Reader Sandra wants to know why cream needs to be cold before you whip it. Excellent question and one I’m only too pleased to answer. Heavy cream is pretty amazing stuff: a liquid that can be turned (sort of) into a solid by agitating it. The geek in me, which is really most of me, says: neato.
Imagine liquid cream as a mixture of mostly water (about 60%) and little balloon-like fat blobs (38%) with a few stringy protein molecules, short-chain sugar molecules and minerals mixed in. Beat that and you introduce air bubbles into the mix, but you also do something still more interesting: you open a hole in some of those fat blobs, which are actually small quantities of flowing fat molecules enclosed in little protein-and-phospholipid (emulsifier) bags. The result? Some of those lipids inside get exposed to the watery medium outside.
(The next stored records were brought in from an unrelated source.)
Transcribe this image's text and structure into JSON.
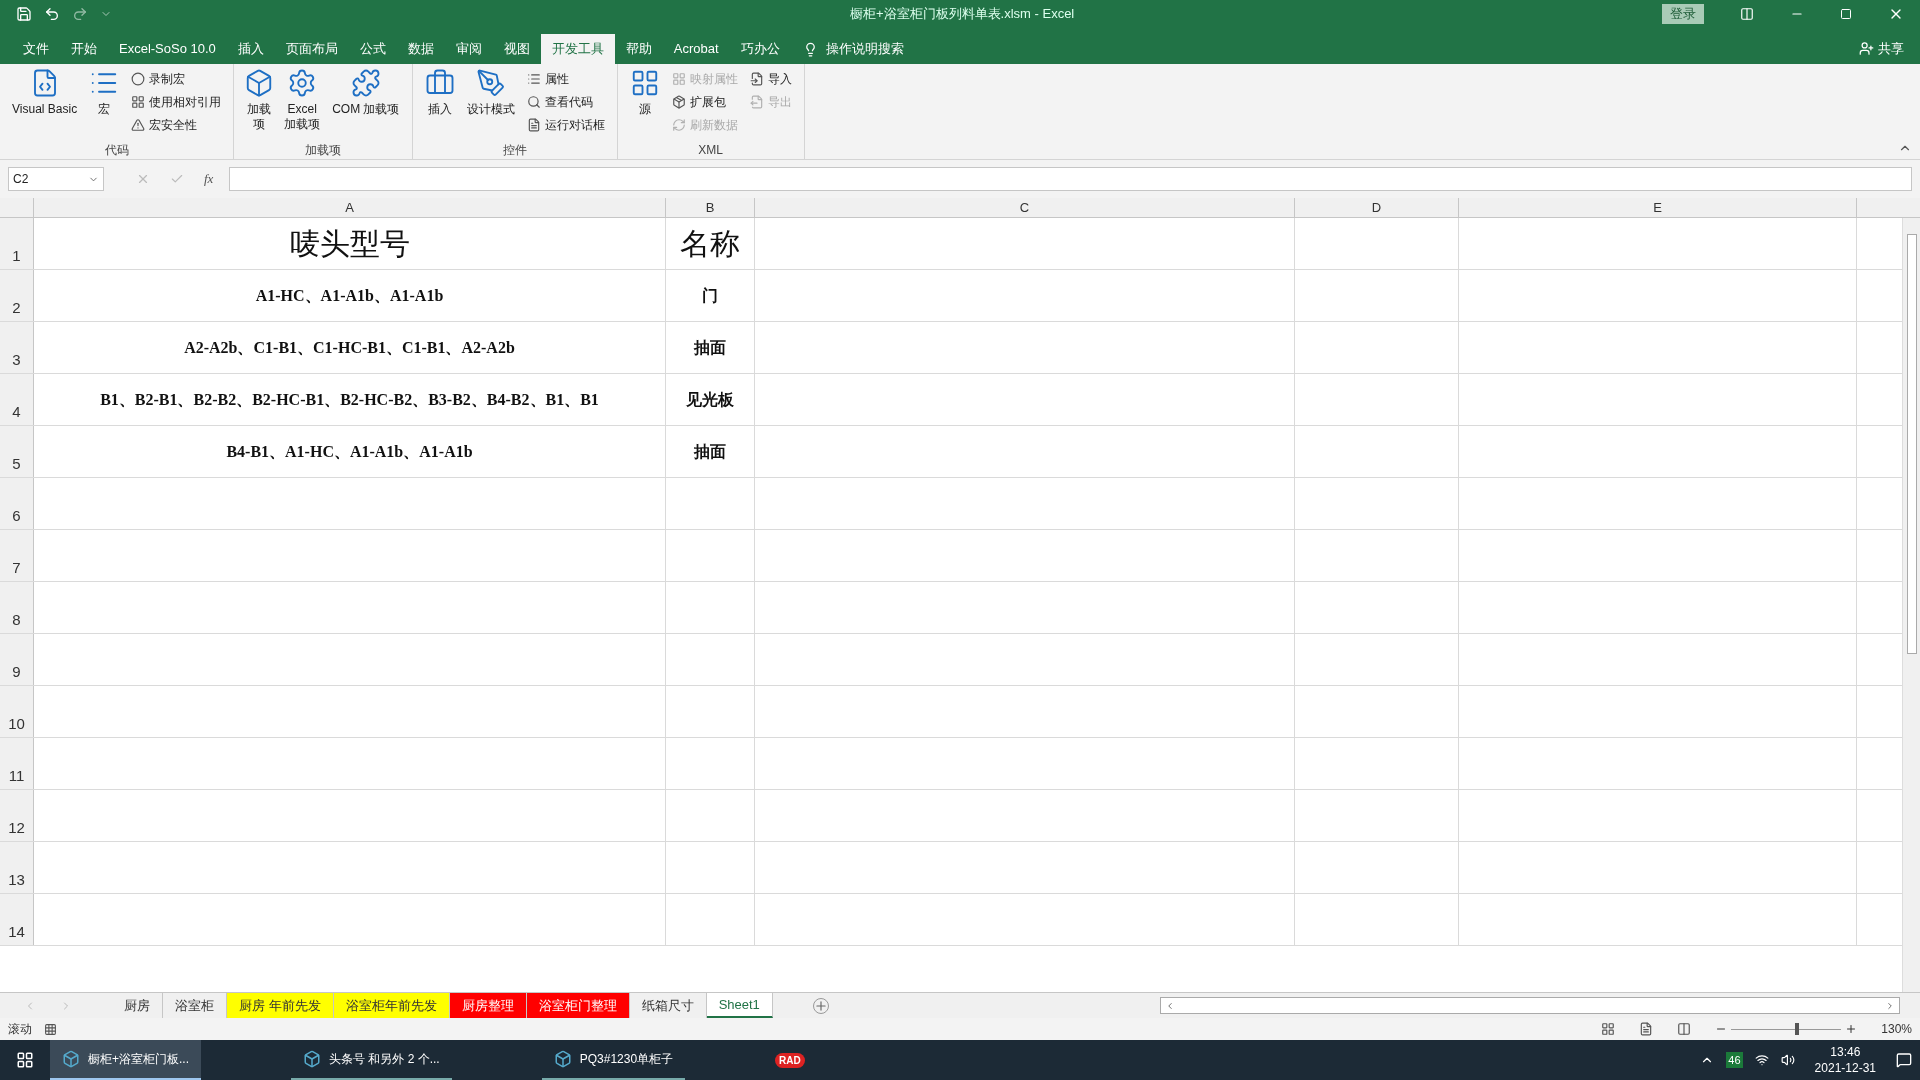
{
  "window": {
    "title": "橱柜+浴室柜门板列料单表.xlsm  -  Excel",
    "login": "登录"
  },
  "menu_tabs": [
    {
      "label": "文件",
      "selected": false
    },
    {
      "label": "开始",
      "selected": false
    },
    {
      "label": "Excel-SoSo 10.0",
      "selected": false
    },
    {
      "label": "插入",
      "selected": false
    },
    {
      "label": "页面布局",
      "selected": false
    },
    {
      "label": "公式",
      "selected": false
    },
    {
      "label": "数据",
      "selected": false
    },
    {
      "label": "审阅",
      "selected": false
    },
    {
      "label": "视图",
      "selected": false
    },
    {
      "label": "开发工具",
      "selected": true
    },
    {
      "label": "帮助",
      "selected": false
    },
    {
      "label": "Acrobat",
      "selected": false
    },
    {
      "label": "巧办公",
      "selected": false
    }
  ],
  "tell_me": "操作说明搜索",
  "share": "共享",
  "ribbon_groups": [
    {
      "label": "代码",
      "items": [
        {
          "kind": "large",
          "label": "Visual Basic",
          "disabled": false
        },
        {
          "kind": "large",
          "label": "宏",
          "disabled": false
        },
        {
          "kind": "small",
          "label": "录制宏",
          "disabled": false
        },
        {
          "kind": "small",
          "label": "使用相对引用",
          "disabled": false
        },
        {
          "kind": "small",
          "label": "宏安全性",
          "disabled": false
        }
      ]
    },
    {
      "label": "加载项",
      "items": [
        {
          "kind": "large",
          "label": "加载项",
          "disabled": false
        },
        {
          "kind": "large",
          "label": "Excel\n加载项",
          "disabled": false
        },
        {
          "kind": "large",
          "label": "COM 加载项",
          "disabled": false
        }
      ]
    },
    {
      "label": "控件",
      "items": [
        {
          "kind": "large",
          "label": "插入",
          "disabled": false
        },
        {
          "kind": "large",
          "label": "设计模式",
          "disabled": false
        },
        {
          "kind": "small",
          "label": "属性",
          "disabled": false
        },
        {
          "kind": "small",
          "label": "查看代码",
          "disabled": false
        },
        {
          "kind": "small",
          "label": "运行对话框",
          "disabled": false
        }
      ]
    },
    {
      "label": "XML",
      "items": [
        {
          "kind": "large",
          "label": "源",
          "disabled": false
        },
        {
          "kind": "small",
          "label": "映射属性",
          "disabled": true
        },
        {
          "kind": "small",
          "label": "扩展包",
          "disabled": false
        },
        {
          "kind": "small",
          "label": "刷新数据",
          "disabled": true
        },
        {
          "kind": "small",
          "label": "导入",
          "disabled": false
        },
        {
          "kind": "small",
          "label": "导出",
          "disabled": true
        }
      ]
    }
  ],
  "name_box": "C2",
  "formula_label": "fx",
  "columns": [
    "A",
    "B",
    "C",
    "D",
    "E"
  ],
  "rows": [
    {
      "number": "1",
      "cells": [
        "唛头型号",
        "名称"
      ]
    },
    {
      "number": "2",
      "cells": [
        "A1-HC、A1-A1b、A1-A1b",
        "门"
      ]
    },
    {
      "number": "3",
      "cells": [
        "A2-A2b、C1-B1、C1-HC-B1、C1-B1、A2-A2b",
        "抽面"
      ]
    },
    {
      "number": "4",
      "cells": [
        "B1、B2-B1、B2-B2、B2-HC-B1、B2-HC-B2、B3-B2、B4-B2、B1、B1",
        "见光板"
      ]
    },
    {
      "number": "5",
      "cells": [
        "B4-B1、A1-HC、A1-A1b、A1-A1b",
        "抽面"
      ]
    },
    {
      "number": "6",
      "cells": []
    },
    {
      "number": "7",
      "cells": []
    },
    {
      "number": "8",
      "cells": []
    },
    {
      "number": "9",
      "cells": []
    },
    {
      "number": "10",
      "cells": []
    },
    {
      "number": "11",
      "cells": []
    },
    {
      "number": "12",
      "cells": []
    },
    {
      "number": "13",
      "cells": []
    },
    {
      "number": "14",
      "cells": []
    }
  ],
  "sheet_tabs": [
    {
      "label": "厨房",
      "color": "#f0f0f0",
      "selected": false
    },
    {
      "label": "浴室柜",
      "color": "#f0f0f0",
      "selected": false
    },
    {
      "label": "厨房 年前先发",
      "color": "#ffff00",
      "selected": false
    },
    {
      "label": "浴室柜年前先发",
      "color": "#ffff00",
      "selected": false
    },
    {
      "label": "厨房整理",
      "color": "#ff0000",
      "selected": false
    },
    {
      "label": "浴室柜门整理",
      "color": "#ff0000",
      "selected": false
    },
    {
      "label": "纸箱尺寸",
      "color": "#f0f0f0",
      "selected": false
    },
    {
      "label": "Sheet1",
      "color": "#ffffff",
      "selected": true
    }
  ],
  "status_bar": {
    "mode": "滚动",
    "zoom": "130%",
    "level": 0.6
  },
  "taskbar": {
    "apps": [
      {
        "label": "橱柜+浴室柜门板...",
        "active": true
      },
      {
        "label": "头条号 和另外 2 个...",
        "active": false
      },
      {
        "label": "PQ3#1230单柜子",
        "active": false
      }
    ],
    "tray_badge": "46",
    "tray_label": "RAD",
    "time": "13:46",
    "date": "2021-12-31"
  }
}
And they don’t like that. For lipids have sections along their length that hate water (i.e. are hydrophobic). However they don’t mind air all that much, so the exposed lipid sides of the fat globules start collecting around the bubbles, where their water-hating parts can be exposed to air instead. As more fat blobs congregate around the bubbles, they encase the bubble in fat, preventing it from either popping or combining with a neighboring bubble. If the cream happens to be cool, so much the better as the fats insude the globules start forming crystals which give the bubble coating more rigidity. Does that make sense?
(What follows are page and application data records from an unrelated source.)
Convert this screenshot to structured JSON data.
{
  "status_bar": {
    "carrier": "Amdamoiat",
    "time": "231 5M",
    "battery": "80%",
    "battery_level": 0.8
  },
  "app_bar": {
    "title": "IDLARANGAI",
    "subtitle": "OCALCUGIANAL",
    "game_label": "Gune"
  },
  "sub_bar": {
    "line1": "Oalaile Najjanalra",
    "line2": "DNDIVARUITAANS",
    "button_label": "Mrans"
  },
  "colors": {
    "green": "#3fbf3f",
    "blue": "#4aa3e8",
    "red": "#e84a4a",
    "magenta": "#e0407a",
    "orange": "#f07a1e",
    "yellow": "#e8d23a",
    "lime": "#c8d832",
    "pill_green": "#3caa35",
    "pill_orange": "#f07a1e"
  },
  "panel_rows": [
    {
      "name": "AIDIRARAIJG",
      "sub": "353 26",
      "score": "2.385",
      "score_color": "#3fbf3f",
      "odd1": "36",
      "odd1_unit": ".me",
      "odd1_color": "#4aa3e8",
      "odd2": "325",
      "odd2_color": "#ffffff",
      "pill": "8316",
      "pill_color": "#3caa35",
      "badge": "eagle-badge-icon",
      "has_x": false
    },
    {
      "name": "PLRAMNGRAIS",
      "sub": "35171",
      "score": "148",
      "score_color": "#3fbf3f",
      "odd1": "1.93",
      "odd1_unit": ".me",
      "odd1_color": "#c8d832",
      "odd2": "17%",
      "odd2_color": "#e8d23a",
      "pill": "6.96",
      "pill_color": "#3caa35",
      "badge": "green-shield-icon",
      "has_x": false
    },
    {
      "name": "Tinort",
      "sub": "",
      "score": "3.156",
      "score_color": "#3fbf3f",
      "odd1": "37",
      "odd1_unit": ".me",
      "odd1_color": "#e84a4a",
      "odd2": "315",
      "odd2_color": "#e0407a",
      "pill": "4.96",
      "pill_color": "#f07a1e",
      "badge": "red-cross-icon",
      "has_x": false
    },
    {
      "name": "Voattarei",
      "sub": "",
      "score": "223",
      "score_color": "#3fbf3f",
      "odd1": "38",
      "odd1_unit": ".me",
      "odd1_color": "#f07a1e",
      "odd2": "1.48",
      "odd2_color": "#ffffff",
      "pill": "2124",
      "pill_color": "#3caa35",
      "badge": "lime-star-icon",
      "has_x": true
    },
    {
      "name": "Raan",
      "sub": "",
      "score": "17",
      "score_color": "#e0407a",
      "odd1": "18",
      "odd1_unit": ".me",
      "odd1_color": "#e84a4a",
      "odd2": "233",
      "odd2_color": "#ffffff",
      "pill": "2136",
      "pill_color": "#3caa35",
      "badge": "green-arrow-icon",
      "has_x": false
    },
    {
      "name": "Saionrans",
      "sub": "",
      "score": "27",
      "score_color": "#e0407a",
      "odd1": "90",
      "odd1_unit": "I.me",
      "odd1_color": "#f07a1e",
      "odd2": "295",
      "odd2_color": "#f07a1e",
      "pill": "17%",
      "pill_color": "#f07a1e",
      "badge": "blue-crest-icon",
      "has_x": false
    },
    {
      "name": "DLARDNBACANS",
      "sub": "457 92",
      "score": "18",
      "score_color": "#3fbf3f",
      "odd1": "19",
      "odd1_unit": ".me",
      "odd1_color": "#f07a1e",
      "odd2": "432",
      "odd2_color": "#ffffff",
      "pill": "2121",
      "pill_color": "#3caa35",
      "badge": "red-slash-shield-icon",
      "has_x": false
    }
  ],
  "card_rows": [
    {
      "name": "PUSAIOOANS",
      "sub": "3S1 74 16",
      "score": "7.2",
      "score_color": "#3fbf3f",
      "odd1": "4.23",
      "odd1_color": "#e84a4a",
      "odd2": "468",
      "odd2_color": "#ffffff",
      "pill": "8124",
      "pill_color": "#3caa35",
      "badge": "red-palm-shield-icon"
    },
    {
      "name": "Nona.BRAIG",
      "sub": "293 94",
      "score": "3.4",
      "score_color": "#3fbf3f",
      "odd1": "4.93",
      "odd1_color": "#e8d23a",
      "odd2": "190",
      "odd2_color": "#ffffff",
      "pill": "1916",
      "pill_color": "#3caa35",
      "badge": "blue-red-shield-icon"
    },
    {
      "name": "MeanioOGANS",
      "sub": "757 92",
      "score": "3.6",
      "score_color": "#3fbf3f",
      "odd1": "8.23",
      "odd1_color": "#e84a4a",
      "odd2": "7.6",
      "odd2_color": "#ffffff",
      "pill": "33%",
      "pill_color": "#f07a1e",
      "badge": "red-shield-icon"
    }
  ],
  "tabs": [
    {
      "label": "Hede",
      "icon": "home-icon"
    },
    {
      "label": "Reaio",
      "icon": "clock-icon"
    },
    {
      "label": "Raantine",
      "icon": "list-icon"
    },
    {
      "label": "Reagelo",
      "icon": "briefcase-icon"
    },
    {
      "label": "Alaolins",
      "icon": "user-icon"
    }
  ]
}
The volume of the cream increases as the agitation continues, however if it goes on for too long the bubble coatings get too thick, start congealing with one another, and well…butter is the result. Thanks for the question!